This essay first appeared on my site at donnajostone.com. Still gives me that little heart squeeze.
Lessons That Matter
My highschooler comes home from her new part time job, Tuesday through Thursday, at lunchtime. The chatter is non-stop for a while. I love to watch her as she talks.
She works as a pair of extra hands at a private school.
A helper was needed for two special needs kids, teenagers. When the job posting came up, I thought it might be of interest to her. Patience with certain children is one of her attributes, and she is not scared of different. I asked her if she was interested and she said yes.
Our homeschool schedule had to be adjusted, but that is fine.
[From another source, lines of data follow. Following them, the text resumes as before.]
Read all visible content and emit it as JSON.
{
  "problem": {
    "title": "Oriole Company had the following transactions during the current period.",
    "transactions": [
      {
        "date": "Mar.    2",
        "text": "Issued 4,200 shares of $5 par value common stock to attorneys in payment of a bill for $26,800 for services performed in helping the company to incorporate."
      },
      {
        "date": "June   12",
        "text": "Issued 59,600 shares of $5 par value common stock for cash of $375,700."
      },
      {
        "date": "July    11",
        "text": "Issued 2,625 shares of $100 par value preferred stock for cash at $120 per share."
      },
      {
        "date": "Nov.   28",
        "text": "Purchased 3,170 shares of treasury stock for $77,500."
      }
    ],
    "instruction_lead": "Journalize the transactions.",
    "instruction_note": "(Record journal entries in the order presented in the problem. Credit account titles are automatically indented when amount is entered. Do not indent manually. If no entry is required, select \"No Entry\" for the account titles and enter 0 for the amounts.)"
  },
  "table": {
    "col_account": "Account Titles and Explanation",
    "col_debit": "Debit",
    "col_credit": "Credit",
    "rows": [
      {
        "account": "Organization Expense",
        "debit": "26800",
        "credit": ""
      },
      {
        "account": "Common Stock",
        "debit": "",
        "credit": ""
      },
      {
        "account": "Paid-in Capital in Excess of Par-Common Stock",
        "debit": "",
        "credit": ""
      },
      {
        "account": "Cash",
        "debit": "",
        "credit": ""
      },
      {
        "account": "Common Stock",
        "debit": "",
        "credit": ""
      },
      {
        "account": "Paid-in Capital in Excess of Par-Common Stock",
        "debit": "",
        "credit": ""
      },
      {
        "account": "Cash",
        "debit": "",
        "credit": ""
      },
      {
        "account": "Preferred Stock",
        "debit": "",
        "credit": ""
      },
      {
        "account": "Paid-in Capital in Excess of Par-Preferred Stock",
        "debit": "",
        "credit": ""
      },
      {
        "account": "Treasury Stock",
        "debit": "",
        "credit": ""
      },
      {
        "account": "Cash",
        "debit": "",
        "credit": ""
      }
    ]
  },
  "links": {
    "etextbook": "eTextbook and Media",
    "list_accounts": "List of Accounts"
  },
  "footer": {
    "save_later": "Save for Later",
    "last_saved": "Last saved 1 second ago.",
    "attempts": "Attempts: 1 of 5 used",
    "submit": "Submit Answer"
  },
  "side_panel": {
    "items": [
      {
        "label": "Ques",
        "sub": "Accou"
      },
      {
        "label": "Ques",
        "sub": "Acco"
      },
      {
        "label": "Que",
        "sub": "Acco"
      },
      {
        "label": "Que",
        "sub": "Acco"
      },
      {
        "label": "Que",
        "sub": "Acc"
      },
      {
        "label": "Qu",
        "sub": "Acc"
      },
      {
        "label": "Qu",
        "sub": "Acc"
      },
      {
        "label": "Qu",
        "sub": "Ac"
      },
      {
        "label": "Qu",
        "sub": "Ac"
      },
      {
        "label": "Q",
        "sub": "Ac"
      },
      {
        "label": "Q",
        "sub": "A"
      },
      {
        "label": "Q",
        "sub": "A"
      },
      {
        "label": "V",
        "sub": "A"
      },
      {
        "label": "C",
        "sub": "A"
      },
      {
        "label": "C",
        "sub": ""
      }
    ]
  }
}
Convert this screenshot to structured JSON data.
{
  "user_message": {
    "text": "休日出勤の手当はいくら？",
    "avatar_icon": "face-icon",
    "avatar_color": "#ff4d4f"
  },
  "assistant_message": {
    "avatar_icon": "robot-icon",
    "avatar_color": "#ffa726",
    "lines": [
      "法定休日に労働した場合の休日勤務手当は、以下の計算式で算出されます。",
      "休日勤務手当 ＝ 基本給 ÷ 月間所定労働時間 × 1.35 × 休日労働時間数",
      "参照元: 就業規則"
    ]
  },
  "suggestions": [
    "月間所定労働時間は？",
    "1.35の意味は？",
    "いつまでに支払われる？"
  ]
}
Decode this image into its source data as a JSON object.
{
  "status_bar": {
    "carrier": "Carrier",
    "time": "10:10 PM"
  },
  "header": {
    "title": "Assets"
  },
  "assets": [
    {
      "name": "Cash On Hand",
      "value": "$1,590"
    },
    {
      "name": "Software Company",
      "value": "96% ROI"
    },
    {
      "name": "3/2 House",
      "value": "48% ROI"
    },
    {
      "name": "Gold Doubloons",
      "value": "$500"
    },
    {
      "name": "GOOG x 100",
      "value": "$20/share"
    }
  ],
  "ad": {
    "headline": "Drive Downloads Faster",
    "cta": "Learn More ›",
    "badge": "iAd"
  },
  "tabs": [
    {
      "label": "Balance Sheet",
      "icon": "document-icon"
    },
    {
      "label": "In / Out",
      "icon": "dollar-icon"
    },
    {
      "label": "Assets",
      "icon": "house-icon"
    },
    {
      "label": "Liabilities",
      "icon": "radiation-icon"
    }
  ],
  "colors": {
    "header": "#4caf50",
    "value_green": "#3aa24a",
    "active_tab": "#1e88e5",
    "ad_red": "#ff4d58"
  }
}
We can well afford to be flexible with the hours.
Important lessons take precedence, and some things need to be experienced.
I felt this would be an excellent opportunity for her.
After the first week she says to me, “I’m really surprised by how much I like it.”
“I knew you would.”
I am too smug. She wrinkles her nose at me, then rolls her eyes. I pretend to be affronted, and defend myself.
“Well,” I say, hands on hips and trying not to grin,“at least I didn’t say, ‘Told you so.’ ”
This earns me a skeptical sideways glance and a lifted eyebrow.
“OK,” I admit. “It’s kind of the same thing.”
“Kind of exactly.”
Over the following days I learn that The Wiggles and Minions are her students’ favorites, about words missed and corrected, and many other things.
I listen to it all.
We are in my room after she gets home one day and conversation goes as usual. She pauses for breath, hesitating.
“Do I talk about my kids too much?”
I shake my head no. “I want to hear,” I tell her.
She smiles and speaks of how much her boy student likes to color all the pictures in, not just the right number to get the answer, of gentle tugs on her sleeve and sweet laughter finally earned. She isn’t looking at me as she describes the laughter. There is a particular light in her eyes.
When she still rested in the womb I placed my palms on my naked, swollen belly. With fingers splayed out across the roundness, I wept and promised her she could be who she was, not knowing what future would come.
Here it is. I watch an unfolding woman’s soul begin to enter into being.
“My kids,” she said.
Just when I thought she couldn’t get any more beautiful.
Working at the school helped my girl decide what she wanted to do with her life. She is currently pursuing a degree in Occupational Therapy and wants to work with children. When time allows she volunteers at a church that has a program for special needs kids. Occasionally, she is blessed to be able to see her “first kids”.